*** DATA RECORDS ***

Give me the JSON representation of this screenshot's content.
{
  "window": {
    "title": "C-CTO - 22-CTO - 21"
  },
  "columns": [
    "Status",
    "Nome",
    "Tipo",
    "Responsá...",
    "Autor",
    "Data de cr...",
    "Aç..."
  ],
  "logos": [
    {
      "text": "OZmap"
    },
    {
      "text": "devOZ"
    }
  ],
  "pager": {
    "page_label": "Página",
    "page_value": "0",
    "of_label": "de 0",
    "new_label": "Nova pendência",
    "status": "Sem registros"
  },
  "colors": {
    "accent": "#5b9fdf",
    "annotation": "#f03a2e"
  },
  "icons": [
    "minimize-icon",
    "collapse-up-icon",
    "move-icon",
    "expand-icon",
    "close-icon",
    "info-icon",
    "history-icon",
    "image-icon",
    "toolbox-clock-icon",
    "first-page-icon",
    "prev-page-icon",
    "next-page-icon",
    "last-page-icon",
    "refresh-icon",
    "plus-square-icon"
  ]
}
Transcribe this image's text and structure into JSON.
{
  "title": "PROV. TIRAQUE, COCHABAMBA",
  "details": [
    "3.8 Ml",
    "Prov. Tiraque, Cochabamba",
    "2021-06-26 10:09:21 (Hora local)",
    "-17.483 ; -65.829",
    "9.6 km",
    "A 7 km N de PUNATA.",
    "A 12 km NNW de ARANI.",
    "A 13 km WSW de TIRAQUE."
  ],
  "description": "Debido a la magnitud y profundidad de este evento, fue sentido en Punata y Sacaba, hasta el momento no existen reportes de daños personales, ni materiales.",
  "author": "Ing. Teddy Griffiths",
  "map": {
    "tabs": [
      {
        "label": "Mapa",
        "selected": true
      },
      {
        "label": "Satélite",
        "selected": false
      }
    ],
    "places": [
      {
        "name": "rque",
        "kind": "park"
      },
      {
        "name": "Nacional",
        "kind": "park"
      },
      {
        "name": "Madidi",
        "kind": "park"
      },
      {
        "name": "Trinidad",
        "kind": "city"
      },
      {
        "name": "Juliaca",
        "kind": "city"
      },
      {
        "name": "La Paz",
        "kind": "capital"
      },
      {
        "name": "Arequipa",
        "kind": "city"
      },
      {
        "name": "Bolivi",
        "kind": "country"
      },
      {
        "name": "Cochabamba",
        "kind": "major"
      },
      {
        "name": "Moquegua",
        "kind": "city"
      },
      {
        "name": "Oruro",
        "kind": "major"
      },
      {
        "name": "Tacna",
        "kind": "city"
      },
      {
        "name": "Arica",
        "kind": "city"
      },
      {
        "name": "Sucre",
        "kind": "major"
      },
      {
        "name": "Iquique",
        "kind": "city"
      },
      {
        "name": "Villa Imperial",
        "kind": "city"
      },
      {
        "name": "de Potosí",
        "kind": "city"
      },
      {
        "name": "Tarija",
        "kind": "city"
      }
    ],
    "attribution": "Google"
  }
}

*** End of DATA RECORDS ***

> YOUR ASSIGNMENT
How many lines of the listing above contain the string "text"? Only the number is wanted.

> EXPECTED OUTPUT
3